“The only case before you to determine a verdict is the murder of Susan Berman. The evidence is lacking. The evidence isn’t there,” DeGuerin said at the time. “Bob Durst did not kill Susan Berman, and he doesn’t know who did.”

The only other witness expected to take the stand on Durst’s behalf, Dr. Elizabeth Loftus, spent most of Wednesday and Thursday under blistering cross-examination from Lewin. Loftus — a memory expert who has testified or consulted in more than 300 court cases involving high-profile defendants including O.J. Simpson and Harvey Weinstein — has largely explained to jurors how memories can be corrupted over time.

“Our memories are malleable. Which means they’re not fixed. It’s not like a recording device which you can then play back later,” she said Wednesday. “Rather, these memories are subject to contamination, distortion or change.”

Such notions could weigh heavily in a case in which the jury will have to assess the reliability of witnesses’ memories of decades-old conversations with either Durst or Berman.

Lewin spent several hours last Wednesday attacking Loftus for what he said was her bias.

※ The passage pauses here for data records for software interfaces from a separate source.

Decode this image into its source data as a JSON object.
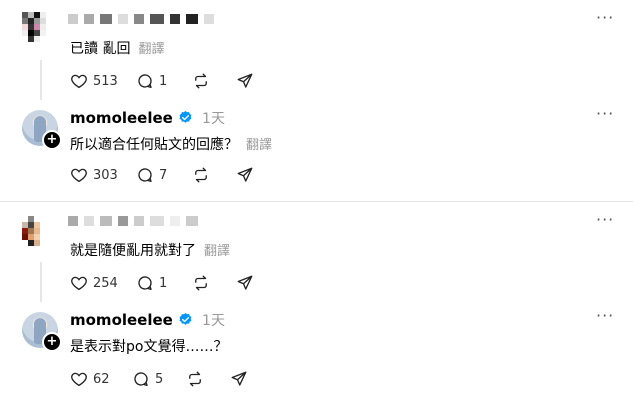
{
  "threads": [
    {
      "reply": {
        "text": "已讀 亂回",
        "translate": "翻譯",
        "stats": {
          "likes": "513",
          "comments": "1"
        }
      },
      "author_reply": {
        "username": "momoleelee",
        "time": "1天",
        "text": "所以適合任何貼文的回應？",
        "translate": "翻譯",
        "stats": {
          "likes": "303",
          "comments": "7"
        }
      }
    },
    {
      "reply": {
        "text": "就是隨便亂用就對了",
        "translate": "翻譯",
        "stats": {
          "likes": "254",
          "comments": "1"
        }
      },
      "author_reply": {
        "username": "momoleelee",
        "time": "1天",
        "text": "是表示對po文覺得……？",
        "translate": "翻譯",
        "stats": {
          "likes": "62",
          "comments": "5"
        }
      }
    }
  ],
  "colors": {
    "verified": "#0095f6",
    "muted": "#999999",
    "divider": "#e5e5e5"
  }
}
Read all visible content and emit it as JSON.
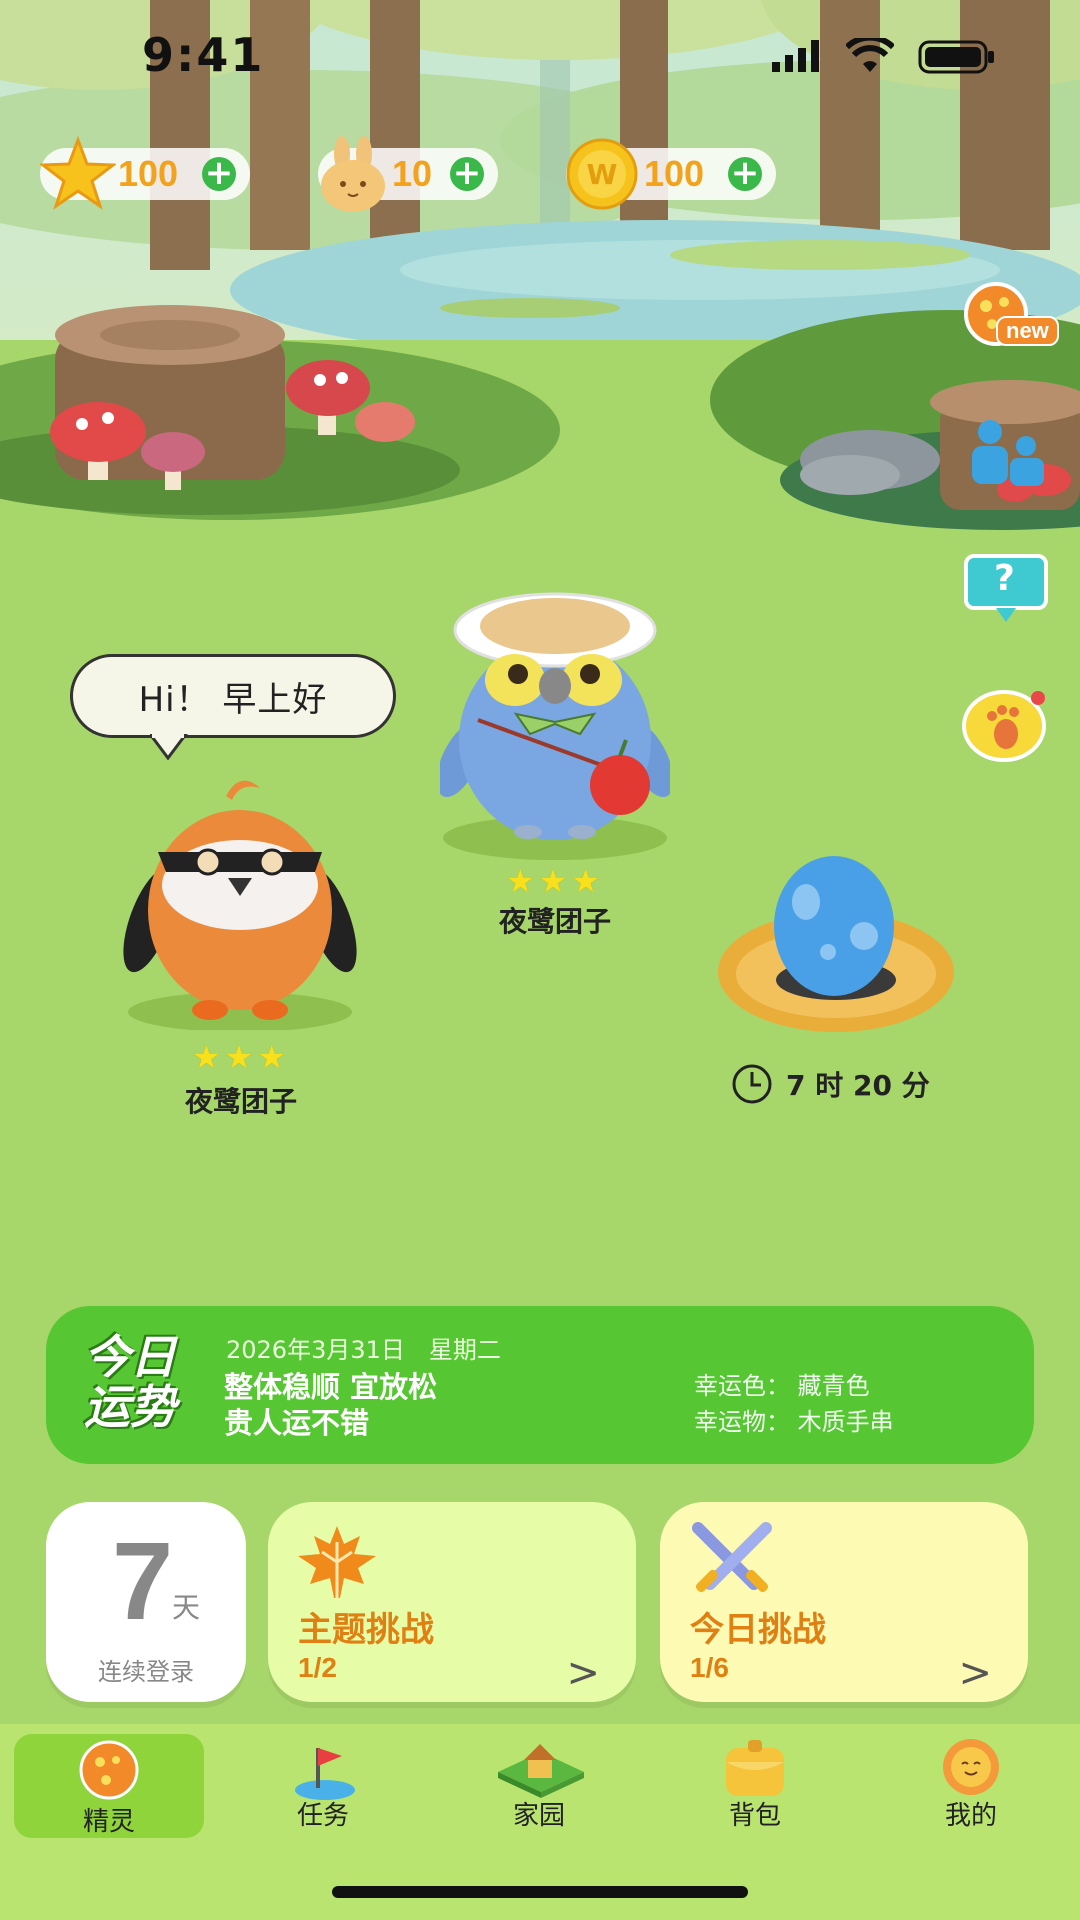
{
  "status_bar": {
    "time": "9:41"
  },
  "currencies": [
    {
      "name": "star",
      "value": "100"
    },
    {
      "name": "rabbit-coin",
      "value": "10"
    },
    {
      "name": "gold-coin",
      "value": "100",
      "coin_letter": "W"
    }
  ],
  "side_buttons": {
    "new_badge": "new",
    "help_mark": "?"
  },
  "speech_bubble": {
    "text": "Hi！ 早上好"
  },
  "pets": [
    {
      "name": "夜鹭团子",
      "stars": "★★★"
    },
    {
      "name": "夜鹭团子",
      "stars": "★★★"
    }
  ],
  "egg": {
    "timer": "7 时 20 分"
  },
  "fortune": {
    "badge_line1": "今日",
    "badge_line2": "运势",
    "date": "2026年3月31日　星期二",
    "line1": "整体稳顺 宜放松",
    "line2": "贵人运不错",
    "lucky_color_label": "幸运色：",
    "lucky_color": "藏青色",
    "lucky_item_label": "幸运物：",
    "lucky_item": "木质手串"
  },
  "login_card": {
    "days": "7",
    "unit": "天",
    "label": "连续登录"
  },
  "theme_challenge": {
    "title": "主题挑战",
    "progress": "1/2"
  },
  "today_challenge": {
    "title": "今日挑战",
    "progress": "1/6"
  },
  "nav": [
    {
      "label": "精灵",
      "active": true
    },
    {
      "label": "任务"
    },
    {
      "label": "家园"
    },
    {
      "label": "背包"
    },
    {
      "label": "我的"
    }
  ],
  "colors": {
    "grass": "#a7d66a",
    "fortune_green": "#56c632",
    "accent_orange": "#e07f12",
    "nav_bg": "#b9e46f"
  }
}
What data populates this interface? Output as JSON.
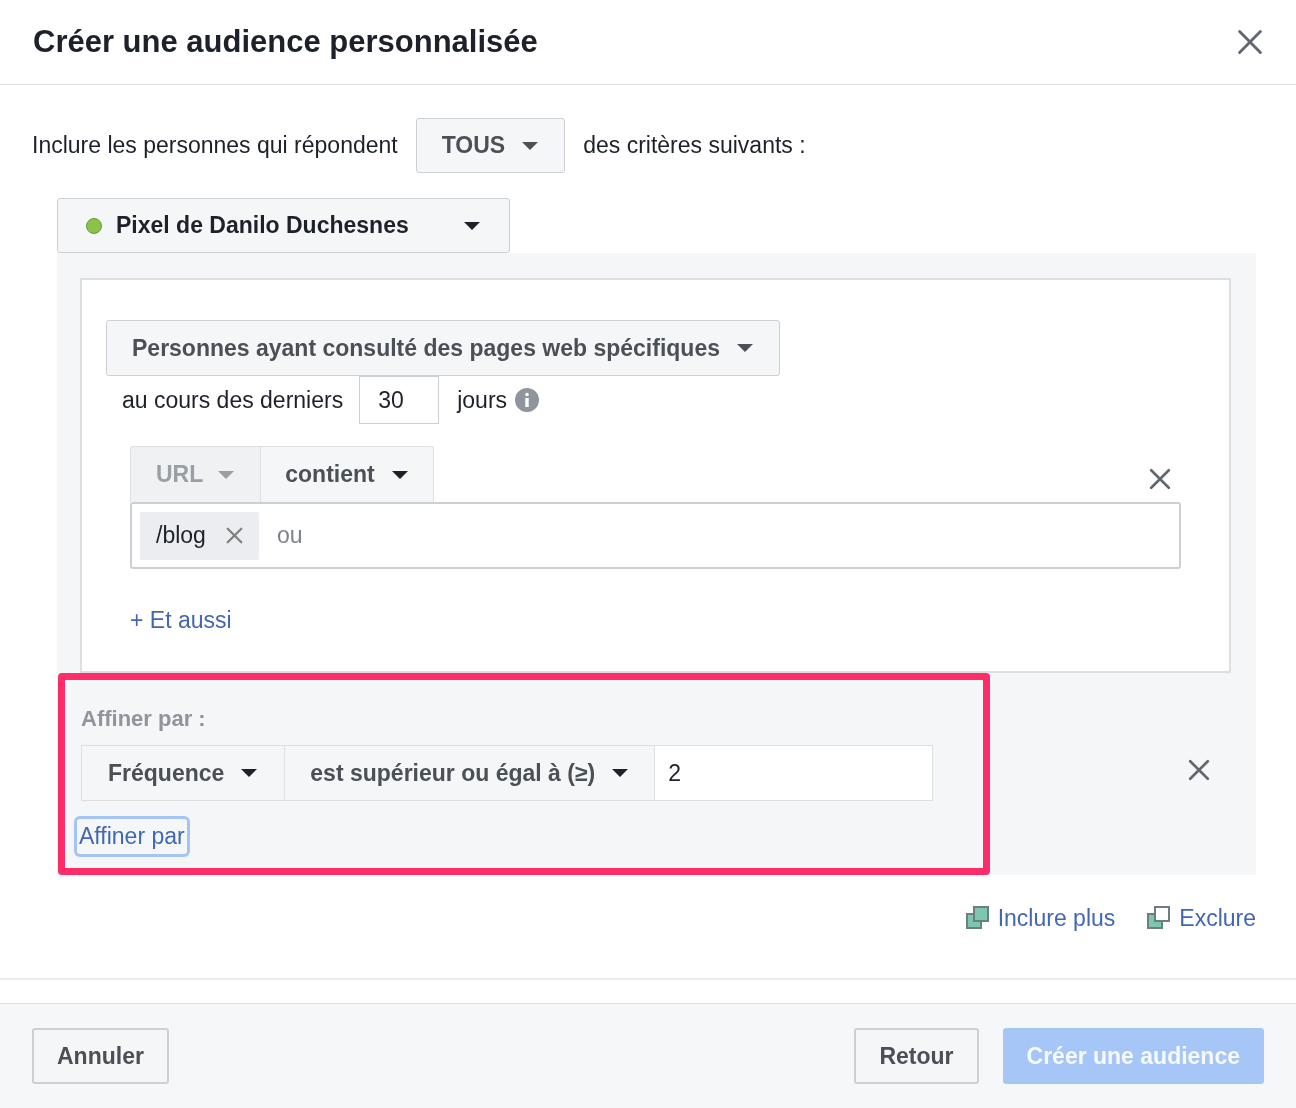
{
  "dialog": {
    "title": "Créer une audience personnalisée"
  },
  "rule": {
    "prefix": "Inclure les personnes qui répondent",
    "match": "TOUS",
    "suffix": "des critères suivants :"
  },
  "source": {
    "label": "Pixel de Danilo Duchesnes",
    "active": true
  },
  "event": "Personnes ayant consulté des pages web spécifiques",
  "retention": {
    "prefix": "au cours des derniers",
    "days": "30",
    "suffix": "jours"
  },
  "url_rule": {
    "field": {
      "label": "URL",
      "disabled": true
    },
    "operator": "contient",
    "tags": [
      "/blog"
    ],
    "placeholder": "ou"
  },
  "add_link": "+ Et aussi",
  "refine": {
    "label": "Affiner par :",
    "parameter": "Fréquence",
    "operator": "est supérieur ou égal à (≥)",
    "value": "2",
    "link": "Affiner par",
    "link_focused": true,
    "highlighted": true
  },
  "actions": [
    {
      "label": "Inclure plus",
      "kind": "include"
    },
    {
      "label": "Exclure",
      "kind": "exclude"
    }
  ],
  "footer": {
    "buttons": [
      {
        "label": "Annuler",
        "kind": "secondary",
        "disabled": false
      },
      {
        "label": "Retour",
        "kind": "secondary",
        "disabled": false
      },
      {
        "label": "Créer une audience",
        "kind": "primary",
        "disabled": true
      }
    ]
  }
}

He noted she rarely testifies on behalf of prosecutors, referring to her as a “hired gun” for high-profile defendants.

Durst had been expected to take the stand Thursday afternoon, but the proceedings were delayed when court officials learned a person who attended the trial recently had tested positive for COVID-19. The discovery led to an abrupt adjournment for the rest of the week. His testimony will resume Wednesday.